At a glance, many will assume that religions are harder to change than science since, by its very nature, science is constantly prone to change. This is generally true. And yet, there are always strong forces in science pushing for no change, for keeping the status quo. Those who resist major changes in accepted thinking probably believe they are protecting science from non-scientific abusers. Yet, what they often do is resist major shifts in the advancement of science. As Kuhn stated, major paradigm shifts in thinking are vital to forward movement. Without it, science stagnates.

In the last blog we discussed the self-appointed arbiters of truth. Science as a human activity has its own practices and these should generally be adhered to and even protected from gross abuse. However, the line between trying to do good science and rejecting new ideas seems ever blurrier. Practicing good science does not imply defending some sort of faith or prevailing scientific views that may, after all, turn out to be outdated or even false. If that was good science, we would have no relativity theory and no quantum theory. The openness in science implies open-mindedness.

Keepers of the Faith

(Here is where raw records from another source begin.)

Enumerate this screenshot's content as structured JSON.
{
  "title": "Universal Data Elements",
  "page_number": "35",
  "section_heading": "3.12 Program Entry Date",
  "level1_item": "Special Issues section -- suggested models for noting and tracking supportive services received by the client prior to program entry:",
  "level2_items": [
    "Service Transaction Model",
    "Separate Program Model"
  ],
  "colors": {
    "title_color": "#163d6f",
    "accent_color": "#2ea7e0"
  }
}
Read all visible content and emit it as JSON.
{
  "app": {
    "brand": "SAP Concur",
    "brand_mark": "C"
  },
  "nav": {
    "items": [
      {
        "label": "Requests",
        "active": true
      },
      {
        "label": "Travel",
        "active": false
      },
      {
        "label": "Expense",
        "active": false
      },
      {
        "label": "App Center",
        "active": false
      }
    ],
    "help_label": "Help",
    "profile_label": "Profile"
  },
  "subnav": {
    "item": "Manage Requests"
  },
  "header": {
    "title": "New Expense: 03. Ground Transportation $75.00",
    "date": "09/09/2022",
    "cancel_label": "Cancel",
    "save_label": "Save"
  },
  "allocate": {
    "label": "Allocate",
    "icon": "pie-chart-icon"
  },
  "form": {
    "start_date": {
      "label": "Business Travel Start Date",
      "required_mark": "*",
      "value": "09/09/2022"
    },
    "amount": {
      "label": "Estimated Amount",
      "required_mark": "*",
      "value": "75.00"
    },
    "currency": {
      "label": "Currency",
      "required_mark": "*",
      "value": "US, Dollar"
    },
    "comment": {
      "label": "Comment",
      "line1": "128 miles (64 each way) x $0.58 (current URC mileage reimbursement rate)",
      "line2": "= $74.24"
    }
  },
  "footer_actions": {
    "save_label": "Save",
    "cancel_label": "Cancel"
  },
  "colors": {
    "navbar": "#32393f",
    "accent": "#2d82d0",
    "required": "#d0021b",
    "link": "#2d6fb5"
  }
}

Perhaps some scientists are ruffling the feathers of their more orthodox peers. This is perhaps most obvious in the field of consciousness, which Dyson declares to be the greatest mystery of science. Some of the established dogmas in neuroscience and evolutionary biology attribute the existence and rise of consciousness as an epiphenomenon, ultimately attributing the mystery of conscious awareness to utterly random processes. In an effort to understand the fundamentals of consciousness, we will come back in future blogs to discuss topics like consciousness and programs like the BRAIN Initiative.

The unfortunate truth is, some scientists are more narrow minded than some of the religious clerics they so easily deride. When a scientist strays from accepted dogma, not with quackery but with imagination and wonder, we often witness vicious personal attacks by some of the established keepers of the faith. These bullies must be resisted. Science progresses by debate and solid arguments, not by bullying and abuse. Such practices belong to a past era where, in the extreme, reformers were punished violently in public. Attacking someone's reputation or ideas in the name of defending science is the equivalent of mental and sociological burning at the stake. Scientific societies and academia should denounce such practices. These are anathema to academic freedom and freedom of thought. And such practices may be hiding some important benefits accruing to the zealots from science. But they don't advance science, no matter what those interests are.

If religion can change, then surely science can as well. We should seek to protect science from absolutists and fundamentalists. In fact, as faithful adherents to good scientific practices, it is our duty to do so. The soul of science is at stake.

Menas C. Kafatos, Ph.D., Fletcher Jones Endowed Professor of Computational Physics, at Chapman University has authored more than 275 articles, is author or editor of 14 books, including the Conscious Universe (Springer) with Robert Nadeau, and is co-author with Deepak Chopra of the forthcoming book, Who Made God and Other Cosmic Riddles (Harmony). I acknowledge valuable input by Lefteris Kafatos.